Programming-oriented course on effectively using modern computers to solve scientific computing problems arising in the physical/engineering sciences and other fields. Provides an introduction to efficient serial and parallel computing using Fortran 90, OpenMP, MPI, and Python, and software development tools such as version control, Makefiles, and debugging.
Computation and simulation are increasingly important in all aspects of science and engineering. At the same time writing efficient computer programs to take full advantage of current computers is becoming increasingly difficult. Even laptops now have 4 or more processors, but using them all to solve a single problem faster often requires rethinking the algorithm to introduce parallelism, and then programming in a language that can express this parallelism. Writing efficient programs also requires some knowledge of machine arithmetic, computer architecture, and memory hierarchies.
Although parallel computing will be covered, this is not a class on the most advanced techniques for using supercomputers, which these days have tens of thousands of processors and cost millions of dollars. Instead, the goal is to teach tools that you can use immediately on your own laptop, desktop, or a small cluster. Cloud computing will also be discussed, and students who don't have a multiprocessor computer of their own will still be able to do projects using Amazon Web Services at very low cost.
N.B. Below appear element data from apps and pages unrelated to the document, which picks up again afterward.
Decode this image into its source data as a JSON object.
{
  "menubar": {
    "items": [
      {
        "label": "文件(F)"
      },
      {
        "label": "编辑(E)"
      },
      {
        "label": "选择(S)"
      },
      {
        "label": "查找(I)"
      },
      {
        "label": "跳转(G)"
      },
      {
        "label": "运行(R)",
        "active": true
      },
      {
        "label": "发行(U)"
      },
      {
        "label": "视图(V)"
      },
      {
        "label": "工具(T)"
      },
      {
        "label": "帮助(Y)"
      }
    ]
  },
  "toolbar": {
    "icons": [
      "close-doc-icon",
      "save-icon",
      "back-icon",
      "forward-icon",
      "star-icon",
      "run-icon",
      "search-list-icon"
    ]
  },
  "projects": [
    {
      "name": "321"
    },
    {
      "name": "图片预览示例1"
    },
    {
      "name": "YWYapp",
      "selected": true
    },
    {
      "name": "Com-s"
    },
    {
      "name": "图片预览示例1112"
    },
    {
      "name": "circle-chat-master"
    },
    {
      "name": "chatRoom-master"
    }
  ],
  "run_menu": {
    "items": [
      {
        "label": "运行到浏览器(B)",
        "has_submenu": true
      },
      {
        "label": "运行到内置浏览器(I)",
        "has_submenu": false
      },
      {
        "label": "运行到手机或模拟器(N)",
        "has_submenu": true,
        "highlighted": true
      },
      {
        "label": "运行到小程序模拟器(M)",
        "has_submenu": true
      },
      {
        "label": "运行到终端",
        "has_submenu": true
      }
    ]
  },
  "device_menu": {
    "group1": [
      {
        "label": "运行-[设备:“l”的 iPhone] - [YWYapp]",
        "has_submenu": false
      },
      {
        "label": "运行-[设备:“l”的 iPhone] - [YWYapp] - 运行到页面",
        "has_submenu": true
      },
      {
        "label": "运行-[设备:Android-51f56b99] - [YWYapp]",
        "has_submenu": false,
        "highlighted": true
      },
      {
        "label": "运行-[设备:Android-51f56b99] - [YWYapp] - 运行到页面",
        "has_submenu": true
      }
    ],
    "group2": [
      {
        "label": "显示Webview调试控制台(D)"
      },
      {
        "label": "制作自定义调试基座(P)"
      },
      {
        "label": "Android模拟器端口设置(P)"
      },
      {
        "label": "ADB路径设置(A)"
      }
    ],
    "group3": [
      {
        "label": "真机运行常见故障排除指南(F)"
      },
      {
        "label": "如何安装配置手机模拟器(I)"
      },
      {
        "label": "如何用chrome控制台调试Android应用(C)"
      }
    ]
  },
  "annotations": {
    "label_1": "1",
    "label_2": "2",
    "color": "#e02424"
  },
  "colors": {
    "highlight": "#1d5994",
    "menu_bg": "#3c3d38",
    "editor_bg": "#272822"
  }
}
Along the way there will also be discussion of software engineering tools such as debuggers, unit testing, Makefiles, and the use of version control systems. After all, your time is more valuable than computer time, and a program that runs fast is totally useless if it produces the wrong results.
High performance programming is also an important aspect of high performance scientific computing, and so another main theme of the course is the use of basic tools and techniques to improve your efficiency as a computational scientist.
The use of a variety of languages and techniques will be integrated throughout the course as much as possible, rather than taught linearly. The topics below will be covered at an introductory level, with the goal of learning enough to feel comfortable starting to use them in your everyday work. Once you've reached that level, abundant resources are available on the web to learn the more advanced features that are most relevant for you.
Experience writing and debugging computer programs is required :
Preferably experience with scientific, mathematical, or statistical computing, for example in Matlab or R. (Previous knowledge of Fortran, Python, or parallel computing languages is not assumed.)
Students should also be comfortable with undergraduate mathematics, particularly calculus and linear algebra, which is pervasive in scientific computing applications. Many of the examples used in lectures and assignments will require this background. Past exposure to numerical analysis is a plus.
All of the software used in this course is open source and freely available. A Virtual Machine will be provided that can be used to create a Linux desktop environment (with all of the required software pre-installed) that can be run on any operating system using the free VirtualBox software. An Amazon Web Services AMI will also be provided to allow doing the course work in the cloud.
Course notes will be provided to compliment lectures. The notes and slides from lectures will also contain many references to other free resources on the web, along with some recommended books on the topics covered.
The class will consist of lecture videos with integrated quiz questions. There will also be programming assignments that are not part of the lectures and optional reading material.